[2] The agency rejected all claims occurring prior to thirty days before his "initial contact" date, which it recorded as November 30, 1982. The Secretary has conceded, for purposes of the present motion, that the date of Medwid's initial contact with an EEO counselor was on or about September 29, 1982.

[3] This Court will construe plaintiff's "Response to Report and Recommendation" as objecting to all portions of the magistrate's disposition adverse to him. Defendant, in his "Application for Modification of Magistrate Francis' Report and Recommendation," objects explicitly to all portions of the Report adverse to him. Therefore, the Court will treat all portions of the Report as objected to.

[4] Two of Medwid's claims relate to his being removed from surveillance duties. The Secretary argues, and Medwid conceded during his deposition, that Medwid would not have been relieved from surveillance duties had he not been removed from premium pay status prior to August 29, 1982.

[5] The Department of the Treasury, as already noted, cancelled Medwid's EEOC complaint based upon this regulation. The EEOC affirmed this decision.

[6] Section 633a provides that: "Any personnel action of any department, agency, or other entity referred to in [this section] shall not be subject to, or affected by, any provision of [the ADEA], other than the provisions of section 631(b) of this title and the provisions of this section." 29 U.S.C. § 633a(f).

[7] Though not necessary to the resolution of this matter, the Court's belief is that the statute is tolled until administrative action is final or suit is instituted. To find otherwise would potentially deprive plaintiffs of judicial review after protracted administrative proceedings and thus defeat the purpose of section 2401(a). See Crown Coat Front Co. v. United States, 386 U.S. 503, 522, 87 S. Ct. 1177, 1187, 18 L. Ed. 2d 256 (1967).

[8] Unlike a Congressionally mandated limitations period for claims against the government, a borrowed statute is not a limitation that affects a court's jurisdiction. Bornholdt v. Brady, supra, 869 F.2d at 67. The Court recognizes the difficulties that would be raised by attempting to determine whether there may be an estoppel against the government in this case.
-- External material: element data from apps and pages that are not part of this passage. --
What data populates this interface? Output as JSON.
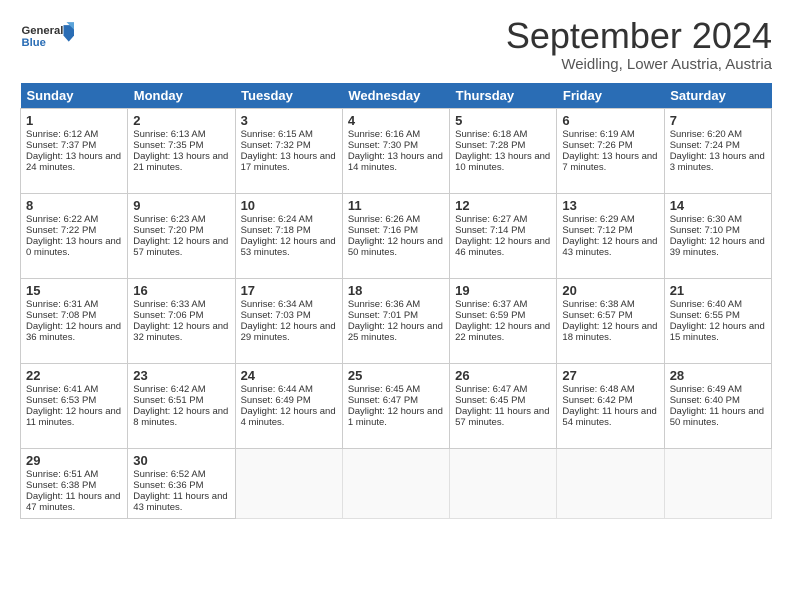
{
  "header": {
    "logo_general": "General",
    "logo_blue": "Blue",
    "month_title": "September 2024",
    "location": "Weidling, Lower Austria, Austria"
  },
  "weekdays": [
    "Sunday",
    "Monday",
    "Tuesday",
    "Wednesday",
    "Thursday",
    "Friday",
    "Saturday"
  ],
  "weeks": [
    [
      {
        "day": "1",
        "sunrise": "6:12 AM",
        "sunset": "7:37 PM",
        "daylight": "13 hours and 24 minutes."
      },
      {
        "day": "2",
        "sunrise": "6:13 AM",
        "sunset": "7:35 PM",
        "daylight": "13 hours and 21 minutes."
      },
      {
        "day": "3",
        "sunrise": "6:15 AM",
        "sunset": "7:32 PM",
        "daylight": "13 hours and 17 minutes."
      },
      {
        "day": "4",
        "sunrise": "6:16 AM",
        "sunset": "7:30 PM",
        "daylight": "13 hours and 14 minutes."
      },
      {
        "day": "5",
        "sunrise": "6:18 AM",
        "sunset": "7:28 PM",
        "daylight": "13 hours and 10 minutes."
      },
      {
        "day": "6",
        "sunrise": "6:19 AM",
        "sunset": "7:26 PM",
        "daylight": "13 hours and 7 minutes."
      },
      {
        "day": "7",
        "sunrise": "6:20 AM",
        "sunset": "7:24 PM",
        "daylight": "13 hours and 3 minutes."
      }
    ],
    [
      {
        "day": "8",
        "sunrise": "6:22 AM",
        "sunset": "7:22 PM",
        "daylight": "13 hours and 0 minutes."
      },
      {
        "day": "9",
        "sunrise": "6:23 AM",
        "sunset": "7:20 PM",
        "daylight": "12 hours and 57 minutes."
      },
      {
        "day": "10",
        "sunrise": "6:24 AM",
        "sunset": "7:18 PM",
        "daylight": "12 hours and 53 minutes."
      },
      {
        "day": "11",
        "sunrise": "6:26 AM",
        "sunset": "7:16 PM",
        "daylight": "12 hours and 50 minutes."
      },
      {
        "day": "12",
        "sunrise": "6:27 AM",
        "sunset": "7:14 PM",
        "daylight": "12 hours and 46 minutes."
      },
      {
        "day": "13",
        "sunrise": "6:29 AM",
        "sunset": "7:12 PM",
        "daylight": "12 hours and 43 minutes."
      },
      {
        "day": "14",
        "sunrise": "6:30 AM",
        "sunset": "7:10 PM",
        "daylight": "12 hours and 39 minutes."
      }
    ],
    [
      {
        "day": "15",
        "sunrise": "6:31 AM",
        "sunset": "7:08 PM",
        "daylight": "12 hours and 36 minutes."
      },
      {
        "day": "16",
        "sunrise": "6:33 AM",
        "sunset": "7:06 PM",
        "daylight": "12 hours and 32 minutes."
      },
      {
        "day": "17",
        "sunrise": "6:34 AM",
        "sunset": "7:03 PM",
        "daylight": "12 hours and 29 minutes."
      },
      {
        "day": "18",
        "sunrise": "6:36 AM",
        "sunset": "7:01 PM",
        "daylight": "12 hours and 25 minutes."
      },
      {
        "day": "19",
        "sunrise": "6:37 AM",
        "sunset": "6:59 PM",
        "daylight": "12 hours and 22 minutes."
      },
      {
        "day": "20",
        "sunrise": "6:38 AM",
        "sunset": "6:57 PM",
        "daylight": "12 hours and 18 minutes."
      },
      {
        "day": "21",
        "sunrise": "6:40 AM",
        "sunset": "6:55 PM",
        "daylight": "12 hours and 15 minutes."
      }
    ],
    [
      {
        "day": "22",
        "sunrise": "6:41 AM",
        "sunset": "6:53 PM",
        "daylight": "12 hours and 11 minutes."
      },
      {
        "day": "23",
        "sunrise": "6:42 AM",
        "sunset": "6:51 PM",
        "daylight": "12 hours and 8 minutes."
      },
      {
        "day": "24",
        "sunrise": "6:44 AM",
        "sunset": "6:49 PM",
        "daylight": "12 hours and 4 minutes."
      },
      {
        "day": "25",
        "sunrise": "6:45 AM",
        "sunset": "6:47 PM",
        "daylight": "12 hours and 1 minute."
      },
      {
        "day": "26",
        "sunrise": "6:47 AM",
        "sunset": "6:45 PM",
        "daylight": "11 hours and 57 minutes."
      },
      {
        "day": "27",
        "sunrise": "6:48 AM",
        "sunset": "6:42 PM",
        "daylight": "11 hours and 54 minutes."
      },
      {
        "day": "28",
        "sunrise": "6:49 AM",
        "sunset": "6:40 PM",
        "daylight": "11 hours and 50 minutes."
      }
    ],
    [
      {
        "day": "29",
        "sunrise": "6:51 AM",
        "sunset": "6:38 PM",
        "daylight": "11 hours and 47 minutes."
      },
      {
        "day": "30",
        "sunrise": "6:52 AM",
        "sunset": "6:36 PM",
        "daylight": "11 hours and 43 minutes."
      },
      null,
      null,
      null,
      null,
      null
    ]
  ]
}
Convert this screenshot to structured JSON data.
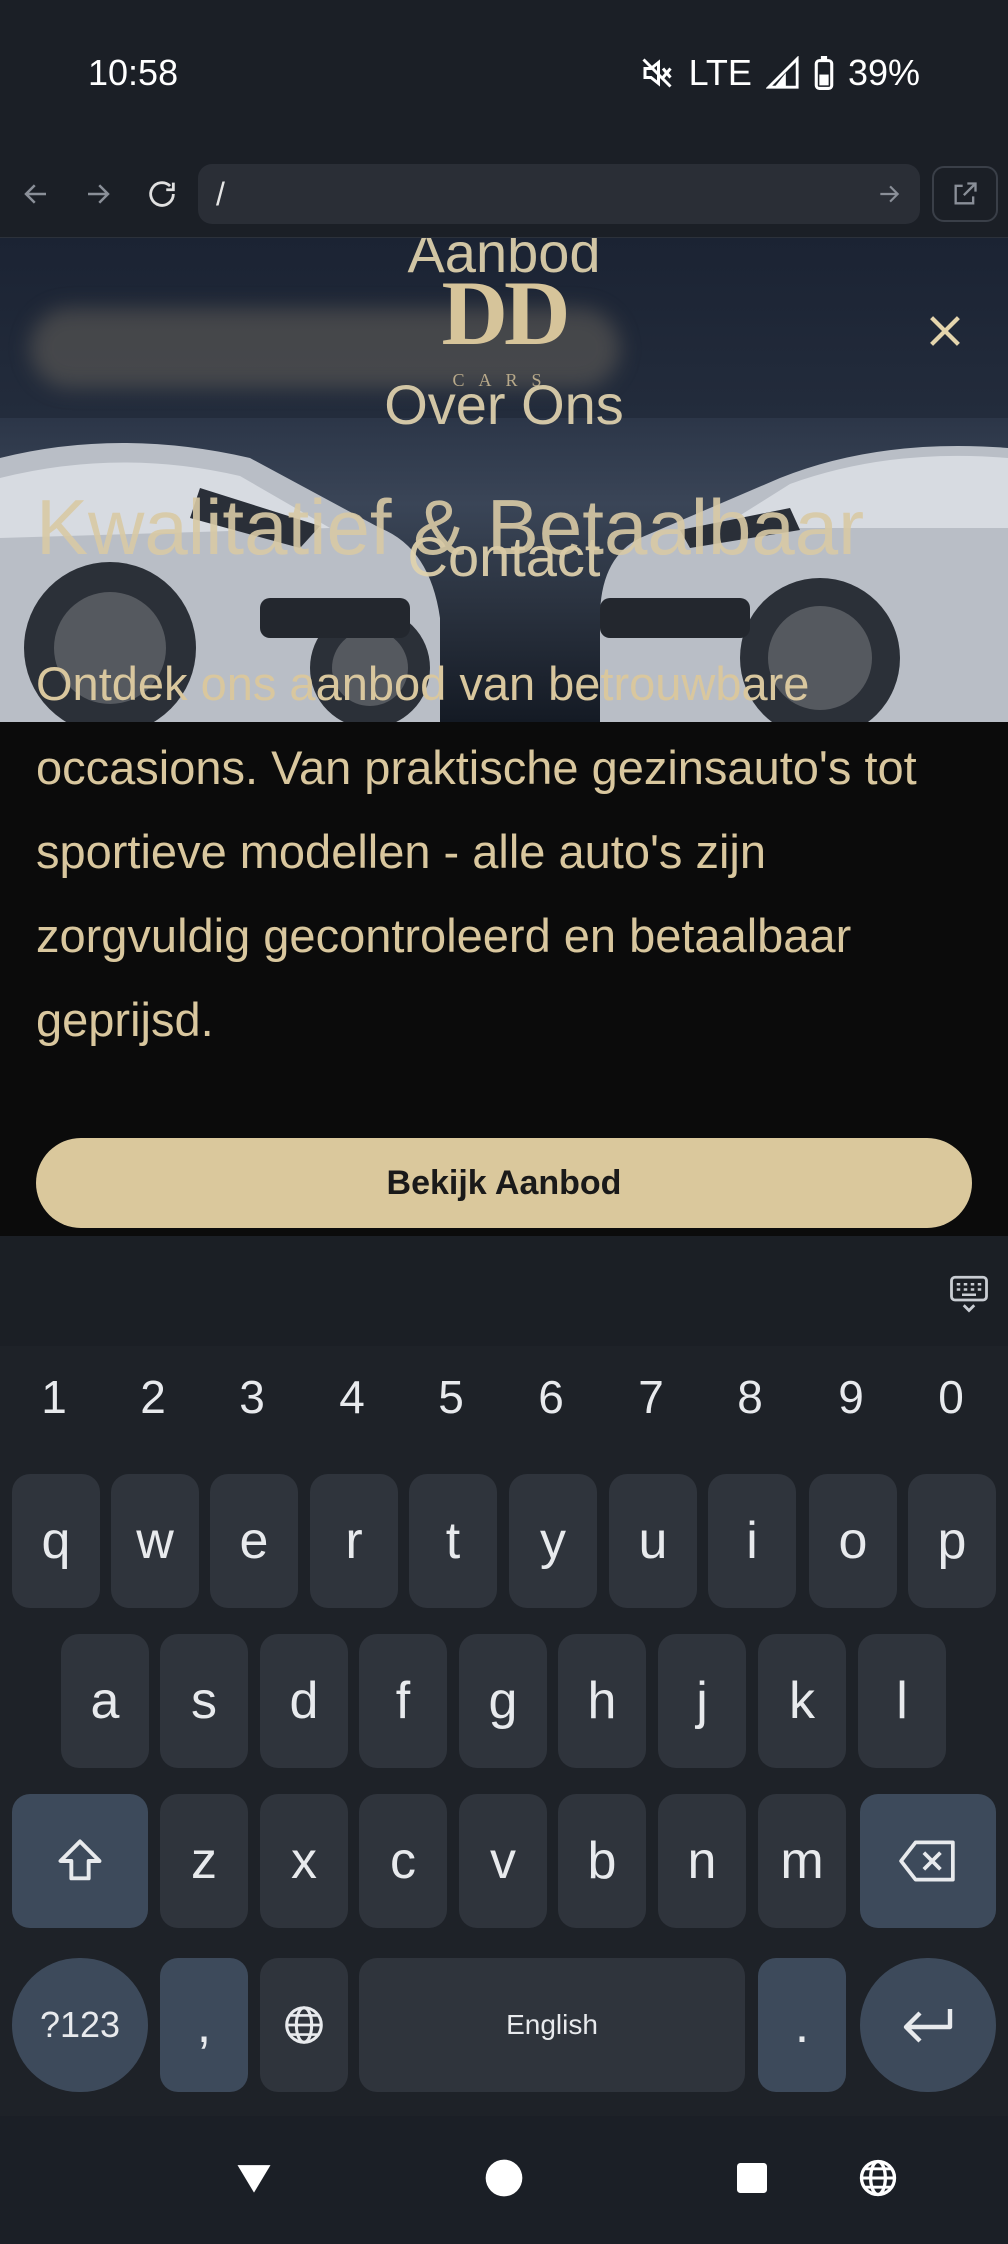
{
  "status_bar": {
    "time": "10:58",
    "network": "LTE",
    "battery": "39%",
    "icons": [
      "mute-icon",
      "signal-icon",
      "battery-icon"
    ]
  },
  "browser": {
    "url": "/",
    "icons": [
      "back-arrow-icon",
      "forward-arrow-icon",
      "reload-icon",
      "go-arrow-icon",
      "open-external-icon"
    ]
  },
  "site": {
    "logo_text": "DD",
    "logo_subtext": "CARS",
    "menu": [
      "Aanbod",
      "Over Ons",
      "Contact"
    ],
    "hero_title": "Kwalitatief & Betaalbaar",
    "description": "Ontdek ons aanbod van betrouwbare occasions. Van praktische gezinsauto's tot sportieve modellen - alle auto's zijn zorgvuldig gecontroleerd en betaalbaar geprijsd.",
    "cta_label": "Bekijk Aanbod"
  },
  "keyboard": {
    "numbers": [
      "1",
      "2",
      "3",
      "4",
      "5",
      "6",
      "7",
      "8",
      "9",
      "0"
    ],
    "row1": [
      "q",
      "w",
      "e",
      "r",
      "t",
      "y",
      "u",
      "i",
      "o",
      "p"
    ],
    "row2": [
      "a",
      "s",
      "d",
      "f",
      "g",
      "h",
      "j",
      "k",
      "l"
    ],
    "row3": [
      "z",
      "x",
      "c",
      "v",
      "b",
      "n",
      "m"
    ],
    "symbols_label": "?123",
    "comma": ",",
    "space_label": "English",
    "period": "."
  },
  "colors": {
    "accent_gold": "#dac89c",
    "page_bg": "#0b0b0b",
    "keyboard_bg": "#1e2228"
  }
}
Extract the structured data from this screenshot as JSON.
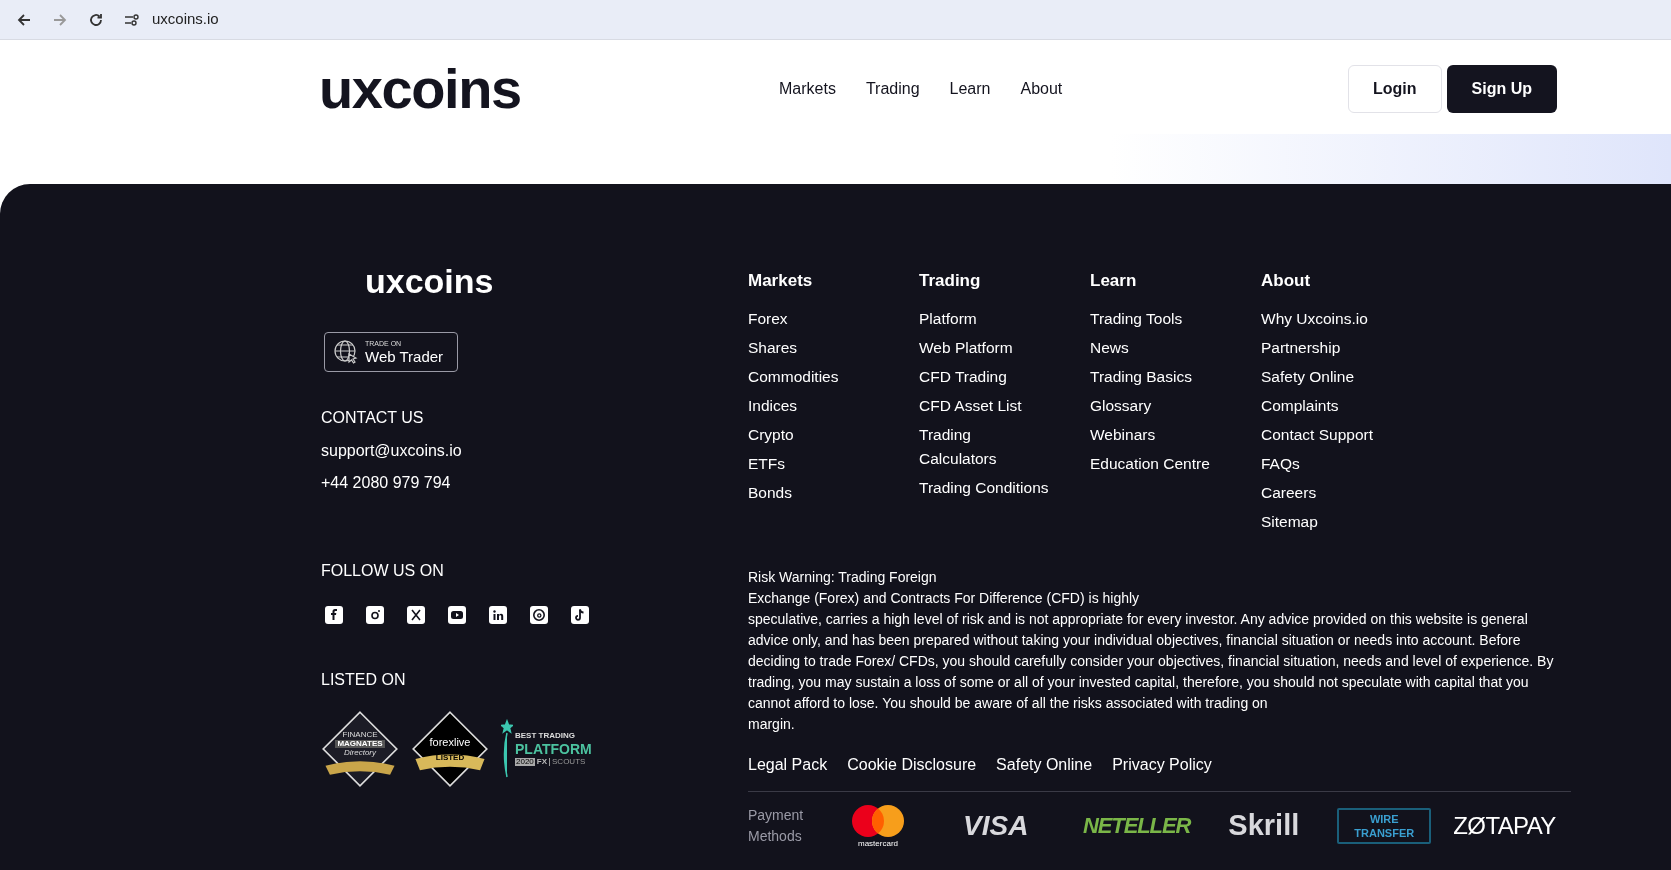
{
  "browser": {
    "url": "uxcoins.io"
  },
  "header": {
    "logo": "uxcoins",
    "nav": [
      "Markets",
      "Trading",
      "Learn",
      "About"
    ],
    "buttons": [
      {
        "label": "Login",
        "kind": "outline"
      },
      {
        "label": "Sign Up",
        "kind": "solid"
      }
    ]
  },
  "footer": {
    "logo": "uxcoins",
    "web_trader": {
      "small": "TRADE ON",
      "label": "Web Trader"
    },
    "contact": {
      "title": "CONTACT US",
      "lines": [
        "support@uxcoins.io",
        "+44 2080 979 794"
      ]
    },
    "follow": {
      "title": "FOLLOW US ON"
    },
    "listed": {
      "title": "LISTED ON",
      "badges": [
        {
          "kind": "magnates",
          "texts": [
            "FINANCE",
            "MAGNATES",
            "Directory"
          ]
        },
        {
          "kind": "forexlive",
          "texts": [
            "forexlive",
            "LISTED"
          ]
        },
        {
          "kind": "fxscouts",
          "texts": [
            "BEST TRADING",
            "PLATFORM",
            "2020",
            "FX",
            "SCOUTS"
          ]
        }
      ]
    },
    "columns": [
      {
        "title": "Markets",
        "items": [
          "Forex",
          "Shares",
          "Commodities",
          "Indices",
          "Crypto",
          "ETFs",
          "Bonds"
        ]
      },
      {
        "title": "Trading",
        "items": [
          "Platform",
          "Web Platform",
          "CFD Trading",
          "CFD Asset List",
          "Trading\nCalculators",
          "Trading Conditions"
        ]
      },
      {
        "title": "Learn",
        "items": [
          "Trading Tools",
          "News",
          "Trading Basics",
          "Glossary",
          "Webinars",
          "Education Centre"
        ]
      },
      {
        "title": "About",
        "items": [
          "Why Uxcoins.io",
          "Partnership",
          "Safety Online",
          "Complaints",
          "Contact Support",
          "FAQs",
          "Careers",
          "Sitemap"
        ]
      }
    ],
    "risk_warning": "Risk Warning: Trading Foreign\nExchange (Forex) and Contracts For Difference (CFD) is highly\nspeculative, carries a high level of risk and is not appropriate for every investor. Any advice provided on this website is general advice only, and has been prepared without taking your individual objectives, financial situation or needs into account. Before deciding to trade Forex/ CFDs, you should carefully consider your objectives, financial situation, needs and level of experience. By trading, you may sustain a loss of some or all of your invested capital, therefore, you should not speculate with capital that you cannot afford to lose. You should be aware of all the risks associated with trading on\nmargin.",
    "legal_links": [
      "Legal Pack",
      "Cookie Disclosure",
      "Safety Online",
      "Privacy Policy"
    ],
    "payment": {
      "label": "Payment\nMethods",
      "methods": [
        {
          "kind": "mastercard",
          "text": "mastercard"
        },
        {
          "kind": "visa",
          "text": "VISA"
        },
        {
          "kind": "neteller",
          "text": "NETELLER"
        },
        {
          "kind": "skrill",
          "text": "Skrill"
        },
        {
          "kind": "wire",
          "text": "WIRE\nTRANSFER"
        },
        {
          "kind": "zotapay",
          "text": "ZØTAPAY"
        }
      ]
    }
  }
}
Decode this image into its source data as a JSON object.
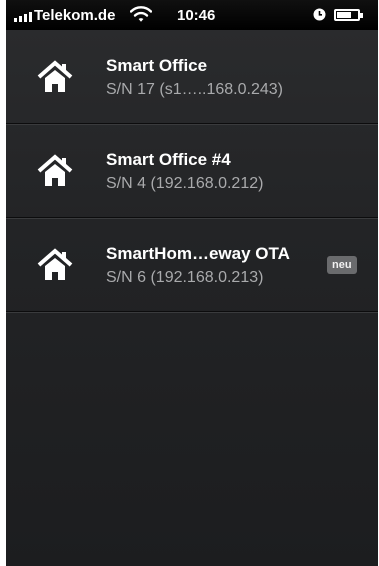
{
  "status_bar": {
    "carrier": "Telekom.de",
    "time": "10:46",
    "signal_icon": "signal-bars-icon",
    "wifi_icon": "wifi-icon",
    "alarm_icon": "alarm-clock-icon",
    "battery_icon": "battery-icon",
    "battery_level": 0.7
  },
  "devices": [
    {
      "name": "Smart Office",
      "serial": "S/N 17 (s1…..168.0.243)",
      "icon": "home-icon",
      "badge": ""
    },
    {
      "name": "Smart Office #4",
      "serial": "S/N 4 (192.168.0.212)",
      "icon": "home-icon",
      "badge": ""
    },
    {
      "name": "SmartHom…eway OTA",
      "serial": "S/N 6 (192.168.0.213)",
      "icon": "home-icon",
      "badge": "neu"
    }
  ],
  "colors": {
    "background": "#232426",
    "title_text": "#ffffff",
    "subtitle_text": "#a9aaac",
    "badge_background": "#6a6b6d"
  }
}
See Long Island Radio Co. v. NLRB, 841 F.2d 474, 478 (2d Cir.1988); Schweiker v. Hansen, 450 U.S. 785, 101 S. Ct. 1468, 67 L. Ed. 2d 685 reh'g denied, 451 U.S. 1032, 101 S. Ct. 3023, 69 L. Ed. 2d 401 (1981). However, the Court notes that the IRS took no action with regard to Medwid's complaint for a period of over three years, in derogation of 29 C.F.R. § 1613.220, which mandates that the agency resolve a complaint within 180 days.

[9] Plaintiff has also asserted that the agency's actions with respect to these claims was reprisal for Medwid's invocation of the EEOC process. Since a plaintiff alleging reprisal must establish adverse employment action, see Hollander v. American Cyanamid Co., supra, 895 F.2d at 85, the Court's analysis with respect to this claim is the same as for a claim of direct age discrimination, that is, it must determine whether genuine issues of material fact exist as to the adverse nature of these actions.

[10] The decisions relied upon by the Secretary to the effect that, as a matter of law, a transfer of this kind cannot constitute an adverse employment decision are inapposite. The cases involve "reduction in force" situations, in which discharge and/or transfer is a necessary consequence of the reduction. There is thus a lessened likelihood that the action in question was adverse to the employee, since the alternative to the employee is in many cases, no job at all. This is not the situation that is before the Court.

[11] The Secretary sought summary judgment on these claims based solely on the contention that the assignments did not constitute adverse employment actions. Since the Secretary did not challenge these claims based on a failure to demonstrate discriminatory motivation, that issue is not addressed here.